=== Begin Enclosure ===
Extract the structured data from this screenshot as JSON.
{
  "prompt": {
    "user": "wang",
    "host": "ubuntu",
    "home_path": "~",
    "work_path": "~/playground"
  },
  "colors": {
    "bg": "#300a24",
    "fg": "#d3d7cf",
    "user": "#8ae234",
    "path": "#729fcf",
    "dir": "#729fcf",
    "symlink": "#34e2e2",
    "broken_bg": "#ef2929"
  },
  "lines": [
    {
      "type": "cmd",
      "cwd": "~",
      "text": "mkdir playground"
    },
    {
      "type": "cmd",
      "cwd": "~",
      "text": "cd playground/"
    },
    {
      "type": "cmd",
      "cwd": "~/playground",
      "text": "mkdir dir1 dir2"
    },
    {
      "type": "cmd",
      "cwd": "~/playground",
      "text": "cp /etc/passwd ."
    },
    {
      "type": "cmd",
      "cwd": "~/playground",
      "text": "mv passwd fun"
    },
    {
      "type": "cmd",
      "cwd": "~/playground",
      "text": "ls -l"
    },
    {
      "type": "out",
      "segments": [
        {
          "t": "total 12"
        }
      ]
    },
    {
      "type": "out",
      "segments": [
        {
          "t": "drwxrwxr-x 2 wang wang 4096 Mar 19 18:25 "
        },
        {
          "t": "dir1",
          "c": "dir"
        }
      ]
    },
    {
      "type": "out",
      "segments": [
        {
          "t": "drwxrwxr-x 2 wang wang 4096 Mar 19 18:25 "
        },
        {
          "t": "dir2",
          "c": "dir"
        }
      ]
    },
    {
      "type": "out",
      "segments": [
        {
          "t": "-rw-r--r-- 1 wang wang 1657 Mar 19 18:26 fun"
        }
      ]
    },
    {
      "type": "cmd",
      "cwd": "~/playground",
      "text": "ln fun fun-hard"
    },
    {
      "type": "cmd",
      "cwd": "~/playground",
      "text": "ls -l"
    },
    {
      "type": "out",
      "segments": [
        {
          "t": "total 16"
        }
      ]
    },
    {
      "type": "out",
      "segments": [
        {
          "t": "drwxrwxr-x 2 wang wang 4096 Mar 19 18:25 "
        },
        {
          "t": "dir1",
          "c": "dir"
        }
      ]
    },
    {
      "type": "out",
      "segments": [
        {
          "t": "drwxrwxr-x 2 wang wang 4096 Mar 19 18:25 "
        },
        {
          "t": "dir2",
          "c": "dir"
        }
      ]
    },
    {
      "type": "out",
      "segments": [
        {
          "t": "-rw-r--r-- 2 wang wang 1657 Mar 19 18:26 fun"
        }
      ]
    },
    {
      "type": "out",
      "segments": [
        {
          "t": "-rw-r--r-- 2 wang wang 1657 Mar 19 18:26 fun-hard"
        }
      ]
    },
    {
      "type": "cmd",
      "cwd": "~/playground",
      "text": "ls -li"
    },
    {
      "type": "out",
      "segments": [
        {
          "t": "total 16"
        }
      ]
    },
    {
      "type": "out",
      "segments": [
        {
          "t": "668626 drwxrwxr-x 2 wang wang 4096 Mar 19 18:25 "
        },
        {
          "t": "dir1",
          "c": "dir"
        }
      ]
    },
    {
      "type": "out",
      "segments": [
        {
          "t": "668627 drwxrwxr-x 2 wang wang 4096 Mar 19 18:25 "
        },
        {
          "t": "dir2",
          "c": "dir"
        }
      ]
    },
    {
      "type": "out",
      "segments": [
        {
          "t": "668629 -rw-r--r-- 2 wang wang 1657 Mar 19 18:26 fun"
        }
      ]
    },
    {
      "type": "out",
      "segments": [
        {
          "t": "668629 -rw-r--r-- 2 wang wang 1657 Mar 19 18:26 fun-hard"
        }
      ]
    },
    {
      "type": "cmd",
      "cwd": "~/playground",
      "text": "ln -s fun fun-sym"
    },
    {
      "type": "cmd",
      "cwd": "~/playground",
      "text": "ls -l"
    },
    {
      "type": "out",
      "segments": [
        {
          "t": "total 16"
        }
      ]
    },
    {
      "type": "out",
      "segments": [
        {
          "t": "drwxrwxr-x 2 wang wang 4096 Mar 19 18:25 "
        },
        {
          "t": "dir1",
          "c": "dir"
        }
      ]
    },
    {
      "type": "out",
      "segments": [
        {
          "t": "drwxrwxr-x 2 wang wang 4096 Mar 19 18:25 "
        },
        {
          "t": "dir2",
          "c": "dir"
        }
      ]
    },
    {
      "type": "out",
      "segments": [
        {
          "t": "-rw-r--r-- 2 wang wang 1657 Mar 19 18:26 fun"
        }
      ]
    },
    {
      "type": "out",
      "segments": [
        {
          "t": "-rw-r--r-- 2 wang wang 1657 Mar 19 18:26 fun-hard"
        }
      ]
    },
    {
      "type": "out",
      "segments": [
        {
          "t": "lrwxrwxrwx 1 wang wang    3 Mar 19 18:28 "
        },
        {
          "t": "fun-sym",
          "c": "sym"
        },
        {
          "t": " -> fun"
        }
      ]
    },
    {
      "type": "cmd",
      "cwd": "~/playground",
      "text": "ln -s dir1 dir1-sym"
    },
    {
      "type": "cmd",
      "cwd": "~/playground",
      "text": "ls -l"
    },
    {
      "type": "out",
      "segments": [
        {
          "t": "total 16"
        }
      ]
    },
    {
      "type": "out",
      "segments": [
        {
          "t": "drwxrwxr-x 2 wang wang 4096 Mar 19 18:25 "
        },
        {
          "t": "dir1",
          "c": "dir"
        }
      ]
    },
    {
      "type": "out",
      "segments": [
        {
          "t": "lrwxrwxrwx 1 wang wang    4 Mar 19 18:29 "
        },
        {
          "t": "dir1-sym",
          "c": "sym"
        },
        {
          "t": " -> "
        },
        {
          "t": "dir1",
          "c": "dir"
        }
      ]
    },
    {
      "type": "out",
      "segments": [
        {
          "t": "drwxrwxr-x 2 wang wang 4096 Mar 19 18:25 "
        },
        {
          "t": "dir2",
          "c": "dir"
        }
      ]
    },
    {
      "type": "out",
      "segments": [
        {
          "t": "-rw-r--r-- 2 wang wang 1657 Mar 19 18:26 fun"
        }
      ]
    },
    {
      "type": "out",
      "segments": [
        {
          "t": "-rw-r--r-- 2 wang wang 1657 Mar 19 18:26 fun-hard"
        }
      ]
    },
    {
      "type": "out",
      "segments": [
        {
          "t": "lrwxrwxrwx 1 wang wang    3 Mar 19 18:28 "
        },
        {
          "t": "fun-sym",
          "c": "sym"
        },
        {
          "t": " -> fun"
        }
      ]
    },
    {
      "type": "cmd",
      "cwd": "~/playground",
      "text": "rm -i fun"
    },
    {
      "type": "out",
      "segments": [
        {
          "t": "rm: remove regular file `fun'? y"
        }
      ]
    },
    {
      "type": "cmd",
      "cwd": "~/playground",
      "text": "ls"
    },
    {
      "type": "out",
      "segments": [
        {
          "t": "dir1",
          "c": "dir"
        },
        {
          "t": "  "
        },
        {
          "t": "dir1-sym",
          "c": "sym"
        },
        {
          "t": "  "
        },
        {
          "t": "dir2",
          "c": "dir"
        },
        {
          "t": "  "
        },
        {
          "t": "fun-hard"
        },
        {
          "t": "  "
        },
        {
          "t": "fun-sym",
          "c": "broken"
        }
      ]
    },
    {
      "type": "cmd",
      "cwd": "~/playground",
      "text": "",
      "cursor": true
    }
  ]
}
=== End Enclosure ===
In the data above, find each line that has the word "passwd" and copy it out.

      "text": "cp /etc/passwd ."
      "text": "mv passwd fun"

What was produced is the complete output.